Could you filter the data below down to the lines that hold the word "summary"?
--- START ---
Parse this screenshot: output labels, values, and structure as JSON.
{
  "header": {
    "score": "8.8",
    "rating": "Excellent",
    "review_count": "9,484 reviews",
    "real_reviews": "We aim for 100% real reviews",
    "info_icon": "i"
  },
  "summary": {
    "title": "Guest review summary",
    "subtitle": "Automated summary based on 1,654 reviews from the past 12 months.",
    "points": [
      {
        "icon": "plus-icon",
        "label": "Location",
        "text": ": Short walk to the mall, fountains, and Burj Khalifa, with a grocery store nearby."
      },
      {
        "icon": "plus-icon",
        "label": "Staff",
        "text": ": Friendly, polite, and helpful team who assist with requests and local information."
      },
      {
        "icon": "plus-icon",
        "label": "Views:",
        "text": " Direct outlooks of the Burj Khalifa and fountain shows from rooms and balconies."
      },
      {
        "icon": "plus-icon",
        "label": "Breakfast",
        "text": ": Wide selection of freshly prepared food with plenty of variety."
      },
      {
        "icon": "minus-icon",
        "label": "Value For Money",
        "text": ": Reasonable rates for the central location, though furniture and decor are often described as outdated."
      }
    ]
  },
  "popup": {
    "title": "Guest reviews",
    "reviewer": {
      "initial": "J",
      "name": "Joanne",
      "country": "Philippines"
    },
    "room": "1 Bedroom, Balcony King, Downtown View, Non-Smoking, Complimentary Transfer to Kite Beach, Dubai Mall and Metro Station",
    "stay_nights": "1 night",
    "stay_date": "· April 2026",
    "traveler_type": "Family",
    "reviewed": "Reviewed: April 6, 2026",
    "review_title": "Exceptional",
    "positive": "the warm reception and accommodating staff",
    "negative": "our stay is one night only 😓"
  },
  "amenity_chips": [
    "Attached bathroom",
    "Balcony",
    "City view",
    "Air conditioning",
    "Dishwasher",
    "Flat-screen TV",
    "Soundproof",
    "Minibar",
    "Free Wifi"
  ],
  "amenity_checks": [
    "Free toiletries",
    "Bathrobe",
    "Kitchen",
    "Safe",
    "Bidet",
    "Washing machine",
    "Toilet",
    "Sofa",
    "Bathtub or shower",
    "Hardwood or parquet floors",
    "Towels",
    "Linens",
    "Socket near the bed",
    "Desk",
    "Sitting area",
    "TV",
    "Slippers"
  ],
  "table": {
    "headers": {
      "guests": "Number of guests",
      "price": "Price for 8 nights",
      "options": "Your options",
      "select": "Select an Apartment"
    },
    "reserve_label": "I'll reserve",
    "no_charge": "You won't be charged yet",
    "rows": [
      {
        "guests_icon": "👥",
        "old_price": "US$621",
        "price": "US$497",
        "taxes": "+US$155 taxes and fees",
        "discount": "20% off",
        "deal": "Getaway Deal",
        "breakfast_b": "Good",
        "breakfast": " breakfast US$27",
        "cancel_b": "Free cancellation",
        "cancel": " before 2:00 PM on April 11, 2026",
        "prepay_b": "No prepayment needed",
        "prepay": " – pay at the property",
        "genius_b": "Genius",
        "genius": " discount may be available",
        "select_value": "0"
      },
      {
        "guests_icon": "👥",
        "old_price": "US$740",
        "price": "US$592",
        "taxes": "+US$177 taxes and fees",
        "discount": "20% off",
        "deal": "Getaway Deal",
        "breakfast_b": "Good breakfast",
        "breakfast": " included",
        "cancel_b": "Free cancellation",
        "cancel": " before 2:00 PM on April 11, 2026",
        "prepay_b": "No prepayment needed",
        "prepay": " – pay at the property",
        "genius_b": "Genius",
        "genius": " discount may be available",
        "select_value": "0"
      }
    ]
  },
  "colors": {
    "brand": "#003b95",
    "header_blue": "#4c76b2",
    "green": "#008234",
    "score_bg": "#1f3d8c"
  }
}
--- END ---
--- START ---
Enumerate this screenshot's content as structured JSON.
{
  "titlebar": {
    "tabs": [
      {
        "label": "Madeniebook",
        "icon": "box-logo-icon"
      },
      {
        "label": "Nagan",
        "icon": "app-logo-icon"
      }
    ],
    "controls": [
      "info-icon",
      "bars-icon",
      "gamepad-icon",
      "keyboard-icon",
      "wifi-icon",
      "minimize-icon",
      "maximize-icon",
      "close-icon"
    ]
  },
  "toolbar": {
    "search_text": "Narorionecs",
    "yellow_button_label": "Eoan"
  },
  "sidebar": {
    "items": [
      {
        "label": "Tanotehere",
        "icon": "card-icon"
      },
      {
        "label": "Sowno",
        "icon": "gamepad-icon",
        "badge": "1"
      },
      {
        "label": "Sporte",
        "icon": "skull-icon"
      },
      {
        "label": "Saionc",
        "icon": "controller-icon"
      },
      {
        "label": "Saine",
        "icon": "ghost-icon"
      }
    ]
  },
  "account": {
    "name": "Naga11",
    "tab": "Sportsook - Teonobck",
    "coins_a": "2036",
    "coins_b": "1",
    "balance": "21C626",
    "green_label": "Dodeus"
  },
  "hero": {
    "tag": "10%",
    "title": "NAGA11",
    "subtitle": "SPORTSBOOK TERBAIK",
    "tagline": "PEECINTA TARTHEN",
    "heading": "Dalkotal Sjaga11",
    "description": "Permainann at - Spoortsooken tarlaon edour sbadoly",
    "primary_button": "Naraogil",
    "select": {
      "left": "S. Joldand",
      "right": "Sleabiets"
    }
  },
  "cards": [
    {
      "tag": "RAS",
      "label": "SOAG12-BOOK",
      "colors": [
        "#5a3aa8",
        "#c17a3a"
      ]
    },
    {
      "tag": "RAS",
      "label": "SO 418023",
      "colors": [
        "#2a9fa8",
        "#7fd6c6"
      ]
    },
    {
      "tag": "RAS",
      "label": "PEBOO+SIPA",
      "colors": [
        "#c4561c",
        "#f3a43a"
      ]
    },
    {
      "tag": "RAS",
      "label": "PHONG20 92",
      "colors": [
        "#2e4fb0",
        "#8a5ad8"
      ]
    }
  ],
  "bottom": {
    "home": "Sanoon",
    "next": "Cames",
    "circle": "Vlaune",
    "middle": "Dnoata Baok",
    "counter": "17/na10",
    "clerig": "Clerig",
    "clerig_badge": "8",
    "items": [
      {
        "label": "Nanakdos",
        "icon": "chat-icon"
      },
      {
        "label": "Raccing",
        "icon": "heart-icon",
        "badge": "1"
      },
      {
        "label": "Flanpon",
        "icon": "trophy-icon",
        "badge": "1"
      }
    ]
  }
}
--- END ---
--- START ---
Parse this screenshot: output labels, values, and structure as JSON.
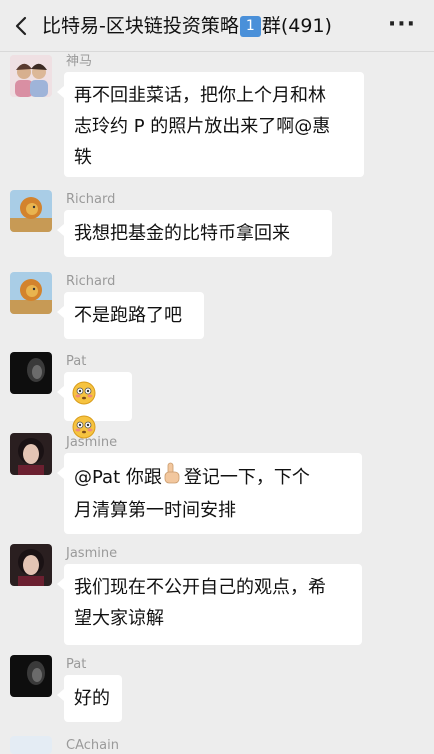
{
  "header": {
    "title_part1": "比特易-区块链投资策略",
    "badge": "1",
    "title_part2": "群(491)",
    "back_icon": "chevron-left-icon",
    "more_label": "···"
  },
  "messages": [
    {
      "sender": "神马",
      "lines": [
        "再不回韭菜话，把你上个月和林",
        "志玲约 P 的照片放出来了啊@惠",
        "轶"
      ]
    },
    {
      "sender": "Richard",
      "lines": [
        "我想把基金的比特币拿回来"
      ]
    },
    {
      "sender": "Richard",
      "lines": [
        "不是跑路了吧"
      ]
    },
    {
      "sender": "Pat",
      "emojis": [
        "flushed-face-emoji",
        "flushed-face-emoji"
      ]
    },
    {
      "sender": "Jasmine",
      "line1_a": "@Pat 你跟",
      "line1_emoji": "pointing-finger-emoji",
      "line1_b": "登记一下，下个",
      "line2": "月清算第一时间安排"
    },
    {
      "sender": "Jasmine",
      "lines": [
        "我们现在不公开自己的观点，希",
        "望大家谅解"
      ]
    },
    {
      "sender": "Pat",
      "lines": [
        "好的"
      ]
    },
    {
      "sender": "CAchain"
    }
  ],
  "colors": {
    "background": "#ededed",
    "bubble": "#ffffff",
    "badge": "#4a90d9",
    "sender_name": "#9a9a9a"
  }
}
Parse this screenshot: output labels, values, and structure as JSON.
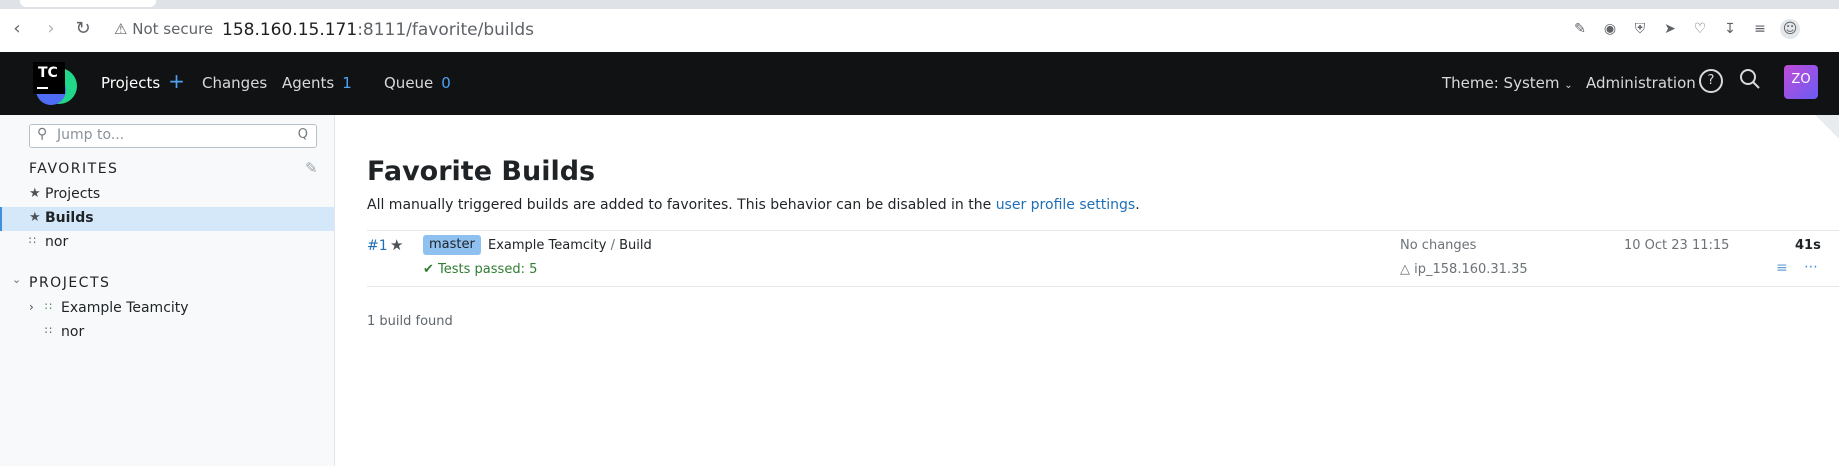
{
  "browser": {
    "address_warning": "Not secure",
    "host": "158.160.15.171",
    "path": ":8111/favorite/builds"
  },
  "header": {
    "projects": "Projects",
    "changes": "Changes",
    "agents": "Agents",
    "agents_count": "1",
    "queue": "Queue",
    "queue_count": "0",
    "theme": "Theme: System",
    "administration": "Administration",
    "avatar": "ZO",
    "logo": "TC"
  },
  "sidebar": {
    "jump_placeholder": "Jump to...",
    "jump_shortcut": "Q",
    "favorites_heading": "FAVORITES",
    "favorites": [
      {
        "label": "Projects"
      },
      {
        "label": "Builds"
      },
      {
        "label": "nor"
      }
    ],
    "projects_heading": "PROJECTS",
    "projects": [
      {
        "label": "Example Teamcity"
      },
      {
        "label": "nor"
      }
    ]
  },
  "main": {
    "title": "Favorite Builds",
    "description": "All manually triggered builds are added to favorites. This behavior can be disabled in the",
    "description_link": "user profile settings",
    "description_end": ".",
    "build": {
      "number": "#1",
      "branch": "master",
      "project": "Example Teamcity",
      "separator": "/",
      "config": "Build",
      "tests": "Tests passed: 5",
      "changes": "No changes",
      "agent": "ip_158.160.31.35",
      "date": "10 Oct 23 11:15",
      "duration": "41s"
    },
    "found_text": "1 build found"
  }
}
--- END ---
[Reply]:
  "summary": {
    "title": "Guest review summary",
    "subtitle": "Automated summary based on 1,654 reviews from the past 12 months.",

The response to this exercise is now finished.